This second set of photographs is of the round cylinder, the one inscribed with binary code, and now smushed and broken. While experimenting with colour application, I imagined that these pieces were part of an ancient “computer” and included some gold and copper (acrylic paint) on the surfaces, indicating conductivity. Combined with clay, it seems unlikely, but I enjoyed playing with the archeology and how the uses of things are speculated upon by archeologists.
The next three photographs are of three sherds and although they were part of the piece in the three preceding photographs, I painted them with red and umber, a bit of black, and a tiny amount of copper. I imagined them as part of a decorative piece, not of the ancient computer. Archeologists are still piecing together their function, but they could be part of the computer, perhaps an earlier version from the one above.

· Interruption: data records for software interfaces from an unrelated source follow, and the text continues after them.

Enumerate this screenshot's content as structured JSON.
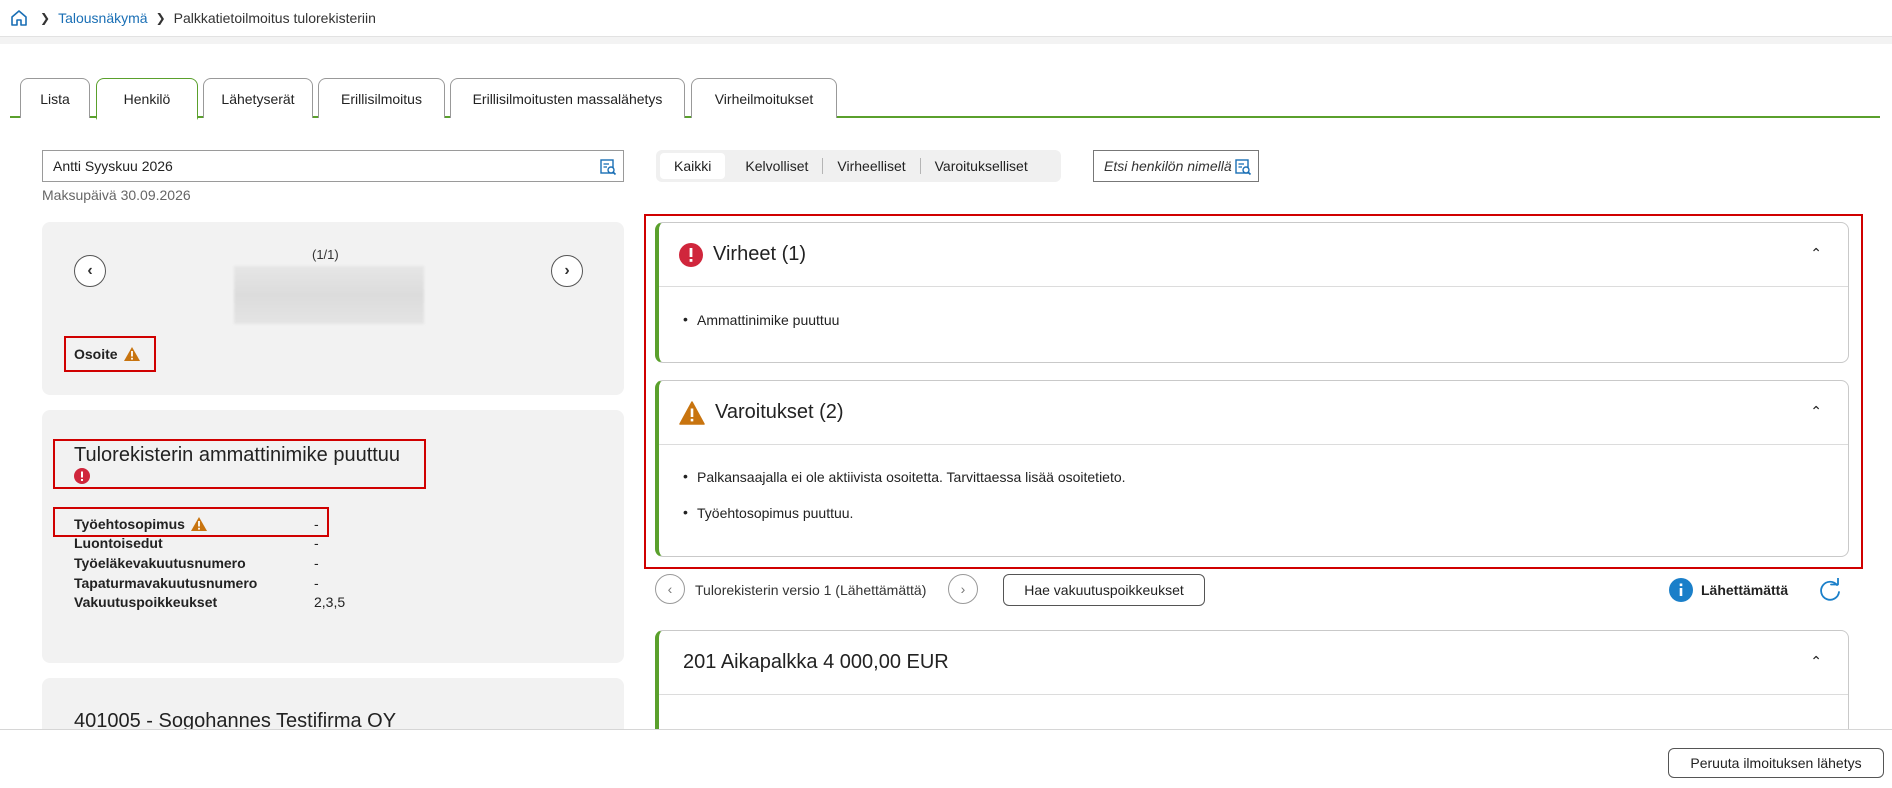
{
  "breadcrumb": {
    "link": "Talousnäkymä",
    "current": "Palkkatietoilmoitus tulorekisteriin"
  },
  "tabs": [
    {
      "label": "Lista"
    },
    {
      "label": "Henkilö"
    },
    {
      "label": "Lähetyserät"
    },
    {
      "label": "Erillisilmoitus"
    },
    {
      "label": "Erillisilmoitusten massalähetys"
    },
    {
      "label": "Virheilmoitukset"
    }
  ],
  "person": {
    "selected": "Antti Syyskuu 2026",
    "pay_date": "Maksupäivä 30.09.2026",
    "counter": "(1/1)",
    "address_label": "Osoite"
  },
  "info_card": {
    "title": "Tulorekisterin ammattinimike puuttuu",
    "rows": [
      {
        "label": "Työehtosopimus",
        "value": "-"
      },
      {
        "label": "Luontoisedut",
        "value": "-"
      },
      {
        "label": "Työeläkevakuutusnumero",
        "value": "-"
      },
      {
        "label": "Tapaturmavakuutusnumero",
        "value": "-"
      },
      {
        "label": "Vakuutuspoikkeukset",
        "value": "2,3,5"
      }
    ]
  },
  "company_card": {
    "title": "401005 - Sogohannes Testifirma OY"
  },
  "filters": {
    "items": [
      "Kaikki",
      "Kelvolliset",
      "Virheelliset",
      "Varoitukselliset"
    ],
    "search_placeholder": "Etsi henkilön nimellä"
  },
  "errors_panel": {
    "title": "Virheet (1)",
    "items": [
      "Ammattinimike puuttuu"
    ]
  },
  "warnings_panel": {
    "title": "Varoitukset (2)",
    "items": [
      "Palkansaajalla ei ole aktiivista osoitetta. Tarvittaessa lisää osoitetieto.",
      "Työehtosopimus puuttuu."
    ]
  },
  "version_bar": {
    "label": "Tulorekisterin versio 1 (Lähettämättä)",
    "fetch_button": "Hae vakuutuspoikkeukset",
    "status": "Lähettämättä"
  },
  "salary_panel": {
    "title": "201 Aikapalkka 4 000,00 EUR"
  },
  "footer": {
    "cancel_button": "Peruuta ilmoituksen lähetys"
  },
  "colors": {
    "accent_green": "#5aa02c",
    "link_blue": "#1a6fb5",
    "error_red": "#d0263c",
    "warning_orange": "#c8740f",
    "highlight_red": "#d00000"
  }
}
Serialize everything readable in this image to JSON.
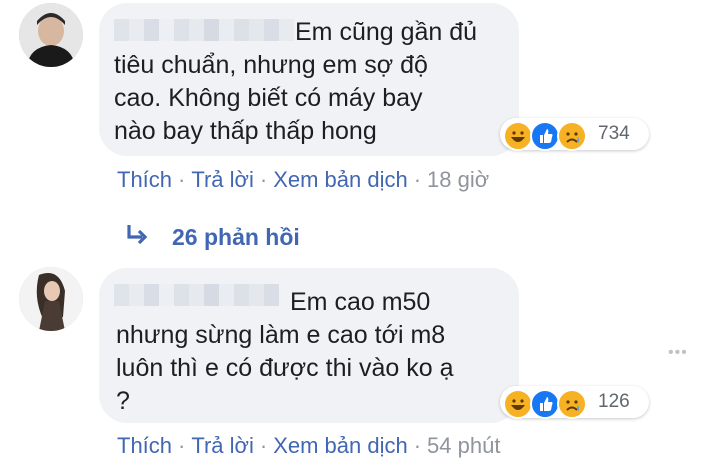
{
  "comments": [
    {
      "text": "tiêu chuẩn, nhưng em sợ độ\ncao. Không biết có máy bay\nnào bay thấp thấp hong",
      "first_line": "Em cũng gần đủ",
      "reaction_count": "734",
      "actions": {
        "like": "Thích",
        "reply": "Trả lời",
        "translate": "Xem bản dịch",
        "time": "18 giờ"
      }
    },
    {
      "text": "nhưng sừng làm e cao tới m8\nluôn thì e có được thi vào ko ạ\n?",
      "first_line": "Em cao m50",
      "reaction_count": "126",
      "actions": {
        "like": "Thích",
        "reply": "Trả lời",
        "translate": "Xem bản dịch",
        "time": "54 phút"
      }
    }
  ],
  "replies_link": {
    "label": "26 phản hồi",
    "icon": "reply-arrow-icon"
  },
  "reactions_icons": [
    "haha-icon",
    "like-icon",
    "sad-icon"
  ],
  "colors": {
    "link": "#4267b2",
    "bubble": "#f1f2f5",
    "meta": "#90949c",
    "haha": "#f7b125",
    "like": "#1877f2"
  },
  "dot_separator": "·",
  "more_icon": "•••"
}
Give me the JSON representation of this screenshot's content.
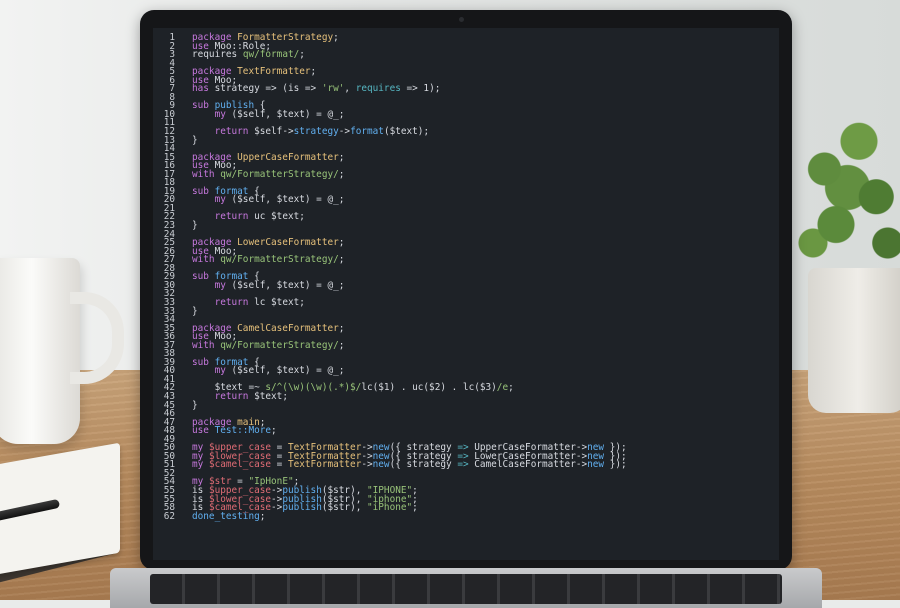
{
  "scene": {
    "objects": [
      "coffee-mug",
      "notebook",
      "pen",
      "potted-plant",
      "laptop"
    ]
  },
  "editor": {
    "theme": "dark",
    "background": "#1e2227",
    "colors": {
      "keyword": "#c678dd",
      "type": "#e5c07b",
      "string": "#98c379",
      "function": "#61afef",
      "variable": "#e06c75",
      "operator": "#56b6c2",
      "plain": "#d7dae0"
    },
    "lines": [
      {
        "n": "1",
        "segs": [
          [
            "kw",
            "package "
          ],
          [
            "ty",
            "FormatterStrategy"
          ],
          [
            "pl",
            ";"
          ]
        ]
      },
      {
        "n": "2",
        "segs": [
          [
            "kw",
            "use "
          ],
          [
            "pl",
            "Moo::Role;"
          ]
        ]
      },
      {
        "n": "3",
        "segs": [
          [
            "pl",
            "requires "
          ],
          [
            "str",
            "qw/format/"
          ],
          [
            "pl",
            ";"
          ]
        ]
      },
      {
        "n": "4",
        "segs": []
      },
      {
        "n": "5",
        "segs": [
          [
            "kw",
            "package "
          ],
          [
            "ty",
            "TextFormatter"
          ],
          [
            "pl",
            ";"
          ]
        ]
      },
      {
        "n": "6",
        "segs": [
          [
            "kw",
            "use "
          ],
          [
            "pl",
            "Moo;"
          ]
        ]
      },
      {
        "n": "7",
        "segs": [
          [
            "kw",
            "has "
          ],
          [
            "pl",
            "strategy => (is => "
          ],
          [
            "str",
            "'rw'"
          ],
          [
            "pl",
            ", "
          ],
          [
            "op",
            "requires"
          ],
          [
            "pl",
            " => 1);"
          ]
        ]
      },
      {
        "n": "8",
        "segs": []
      },
      {
        "n": "9",
        "segs": [
          [
            "kw",
            "sub "
          ],
          [
            "fn",
            "publish"
          ],
          [
            "pl",
            " {"
          ]
        ]
      },
      {
        "n": "10",
        "segs": [
          [
            "pl",
            "    "
          ],
          [
            "kw",
            "my "
          ],
          [
            "pl",
            "($self, $text) = @_;"
          ]
        ]
      },
      {
        "n": "11",
        "segs": []
      },
      {
        "n": "12",
        "segs": [
          [
            "pl",
            "    "
          ],
          [
            "kw",
            "return "
          ],
          [
            "pl",
            "$self->"
          ],
          [
            "fn",
            "strategy"
          ],
          [
            "pl",
            "->"
          ],
          [
            "fn",
            "format"
          ],
          [
            "pl",
            "($text);"
          ]
        ]
      },
      {
        "n": "13",
        "segs": [
          [
            "pl",
            "}"
          ]
        ]
      },
      {
        "n": "14",
        "segs": []
      },
      {
        "n": "15",
        "segs": [
          [
            "kw",
            "package "
          ],
          [
            "ty",
            "UpperCaseFormatter"
          ],
          [
            "pl",
            ";"
          ]
        ]
      },
      {
        "n": "16",
        "segs": [
          [
            "kw",
            "use "
          ],
          [
            "pl",
            "Moo;"
          ]
        ]
      },
      {
        "n": "17",
        "segs": [
          [
            "kw",
            "with "
          ],
          [
            "str",
            "qw/FormatterStrategy/"
          ],
          [
            "pl",
            ";"
          ]
        ]
      },
      {
        "n": "18",
        "segs": []
      },
      {
        "n": "19",
        "segs": [
          [
            "kw",
            "sub "
          ],
          [
            "fn",
            "format"
          ],
          [
            "pl",
            " {"
          ]
        ]
      },
      {
        "n": "20",
        "segs": [
          [
            "pl",
            "    "
          ],
          [
            "kw",
            "my "
          ],
          [
            "pl",
            "($self, $text) = @_;"
          ]
        ]
      },
      {
        "n": "21",
        "segs": []
      },
      {
        "n": "22",
        "segs": [
          [
            "pl",
            "    "
          ],
          [
            "kw",
            "return "
          ],
          [
            "pl",
            "uc $text;"
          ]
        ]
      },
      {
        "n": "23",
        "segs": [
          [
            "pl",
            "}"
          ]
        ]
      },
      {
        "n": "24",
        "segs": []
      },
      {
        "n": "25",
        "segs": [
          [
            "kw",
            "package "
          ],
          [
            "ty",
            "LowerCaseFormatter"
          ],
          [
            "pl",
            ";"
          ]
        ]
      },
      {
        "n": "26",
        "segs": [
          [
            "kw",
            "use "
          ],
          [
            "pl",
            "Moo;"
          ]
        ]
      },
      {
        "n": "27",
        "segs": [
          [
            "kw",
            "with "
          ],
          [
            "str",
            "qw/FormatterStrategy/"
          ],
          [
            "pl",
            ";"
          ]
        ]
      },
      {
        "n": "28",
        "segs": []
      },
      {
        "n": "29",
        "segs": [
          [
            "kw",
            "sub "
          ],
          [
            "fn",
            "format"
          ],
          [
            "pl",
            " {"
          ]
        ]
      },
      {
        "n": "30",
        "segs": [
          [
            "pl",
            "    "
          ],
          [
            "kw",
            "my "
          ],
          [
            "pl",
            "($self, $text) = @_;"
          ]
        ]
      },
      {
        "n": "32",
        "segs": []
      },
      {
        "n": "33",
        "segs": [
          [
            "pl",
            "    "
          ],
          [
            "kw",
            "return "
          ],
          [
            "pl",
            "lc $text;"
          ]
        ]
      },
      {
        "n": "33",
        "segs": [
          [
            "pl",
            "}"
          ]
        ]
      },
      {
        "n": "34",
        "segs": []
      },
      {
        "n": "35",
        "segs": [
          [
            "kw",
            "package "
          ],
          [
            "ty",
            "CamelCaseFormatter"
          ],
          [
            "pl",
            ";"
          ]
        ]
      },
      {
        "n": "36",
        "segs": [
          [
            "kw",
            "use "
          ],
          [
            "pl",
            "Moo;"
          ]
        ]
      },
      {
        "n": "37",
        "segs": [
          [
            "kw",
            "with "
          ],
          [
            "str",
            "qw/FormatterStrategy/"
          ],
          [
            "pl",
            ";"
          ]
        ]
      },
      {
        "n": "38",
        "segs": []
      },
      {
        "n": "39",
        "segs": [
          [
            "kw",
            "sub "
          ],
          [
            "fn",
            "format"
          ],
          [
            "pl",
            " {"
          ]
        ]
      },
      {
        "n": "40",
        "segs": [
          [
            "pl",
            "    "
          ],
          [
            "kw",
            "my "
          ],
          [
            "pl",
            "($self, $text) = @_;"
          ]
        ]
      },
      {
        "n": "41",
        "segs": []
      },
      {
        "n": "42",
        "segs": [
          [
            "pl",
            "    $text =~ "
          ],
          [
            "str",
            "s/^(\\w)(\\w)(.*)$/"
          ],
          [
            "pl",
            "lc($1) . uc($2) . lc($3)"
          ],
          [
            "str",
            "/e"
          ],
          [
            "pl",
            ";"
          ]
        ]
      },
      {
        "n": "43",
        "segs": [
          [
            "pl",
            "    "
          ],
          [
            "kw",
            "return "
          ],
          [
            "pl",
            "$text;"
          ]
        ]
      },
      {
        "n": "45",
        "segs": [
          [
            "pl",
            "}"
          ]
        ]
      },
      {
        "n": "46",
        "segs": []
      },
      {
        "n": "47",
        "segs": [
          [
            "kw",
            "package "
          ],
          [
            "ty",
            "main"
          ],
          [
            "pl",
            ";"
          ]
        ]
      },
      {
        "n": "48",
        "segs": [
          [
            "kw",
            "use "
          ],
          [
            "fn",
            "Test::More"
          ],
          [
            "pl",
            ";"
          ]
        ]
      },
      {
        "n": "49",
        "segs": []
      },
      {
        "n": "50",
        "segs": [
          [
            "kw",
            "my "
          ],
          [
            "var",
            "$upper_case"
          ],
          [
            "pl",
            " = "
          ],
          [
            "ty",
            "TextFormatter"
          ],
          [
            "pl",
            "->"
          ],
          [
            "fn",
            "new"
          ],
          [
            "pl",
            "({ strategy "
          ],
          [
            "op",
            "=>"
          ],
          [
            "pl",
            " UpperCaseFormatter->"
          ],
          [
            "fn",
            "new"
          ],
          [
            "pl",
            " });"
          ]
        ]
      },
      {
        "n": "50",
        "segs": [
          [
            "kw",
            "my "
          ],
          [
            "var",
            "$lower_case"
          ],
          [
            "pl",
            " = "
          ],
          [
            "ty",
            "TextFormatter"
          ],
          [
            "pl",
            "->"
          ],
          [
            "fn",
            "new"
          ],
          [
            "pl",
            "({ strategy "
          ],
          [
            "op",
            "=>"
          ],
          [
            "pl",
            " LowerCaseFormatter->"
          ],
          [
            "fn",
            "new"
          ],
          [
            "pl",
            " });"
          ]
        ]
      },
      {
        "n": "51",
        "segs": [
          [
            "kw",
            "my "
          ],
          [
            "var",
            "$camel_case"
          ],
          [
            "pl",
            " = "
          ],
          [
            "ty",
            "TextFormatter"
          ],
          [
            "pl",
            "->"
          ],
          [
            "fn",
            "new"
          ],
          [
            "pl",
            "({ strategy "
          ],
          [
            "op",
            "=>"
          ],
          [
            "pl",
            " CamelCaseFormatter->"
          ],
          [
            "fn",
            "new"
          ],
          [
            "pl",
            " });"
          ]
        ]
      },
      {
        "n": "52",
        "segs": []
      },
      {
        "n": "54",
        "segs": [
          [
            "kw",
            "my "
          ],
          [
            "var",
            "$str"
          ],
          [
            "pl",
            " = "
          ],
          [
            "str",
            "\"IpHonE\""
          ],
          [
            "pl",
            ";"
          ]
        ]
      },
      {
        "n": "55",
        "segs": [
          [
            "pl",
            "is "
          ],
          [
            "var",
            "$upper_case"
          ],
          [
            "pl",
            "->"
          ],
          [
            "fn",
            "publish"
          ],
          [
            "pl",
            "($str), "
          ],
          [
            "str",
            "\"IPHONE\""
          ],
          [
            "pl",
            ";"
          ]
        ]
      },
      {
        "n": "55",
        "segs": [
          [
            "pl",
            "is "
          ],
          [
            "var",
            "$lower_case"
          ],
          [
            "pl",
            "->"
          ],
          [
            "fn",
            "publish"
          ],
          [
            "pl",
            "($str), "
          ],
          [
            "str",
            "\"iphone\""
          ],
          [
            "pl",
            ";"
          ]
        ]
      },
      {
        "n": "58",
        "segs": [
          [
            "pl",
            "is "
          ],
          [
            "var",
            "$camel_case"
          ],
          [
            "pl",
            "->"
          ],
          [
            "fn",
            "publish"
          ],
          [
            "pl",
            "($str), "
          ],
          [
            "str",
            "\"iPhone\""
          ],
          [
            "pl",
            ";"
          ]
        ]
      },
      {
        "n": "62",
        "segs": [
          [
            "fn",
            "done_testing"
          ],
          [
            "pl",
            ";"
          ]
        ]
      }
    ]
  }
}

The next two photographs are of a round cylinder, not one that I had worked on but which was fired for me to play around on for this part of the assignment. I continued to imagine an archeological find, and for this cylinder I used a small fountain pen to write figures which I imagined were some sort of alphabet, and I imagined this cylinder to be a passive teaching tool for young children; as they rotated the cylinder in front of them, they would become familiar with the alphabet.
The second photograph shows a small area where I applied some wax which created a resist, showing the “age” of the cylinder abecedarium.
The next four photographs are of two shorter pieces of cut cylinder that were fired for the purpose of further playing around with applying colour to the surface.
For these two pieces, I did not use gold or copper so that there would be no confusion in interpretation: these two pieces are definitely not part of the ancient quantum computer as they are neither conductive nor magnetic. However, some of the colours are the same as on the binary-inscribed cylinder, and so can be traced to the same time, if we are to agree that “art imitates” life, and that a time’s artistic tastes are a reflection of that time’s technology.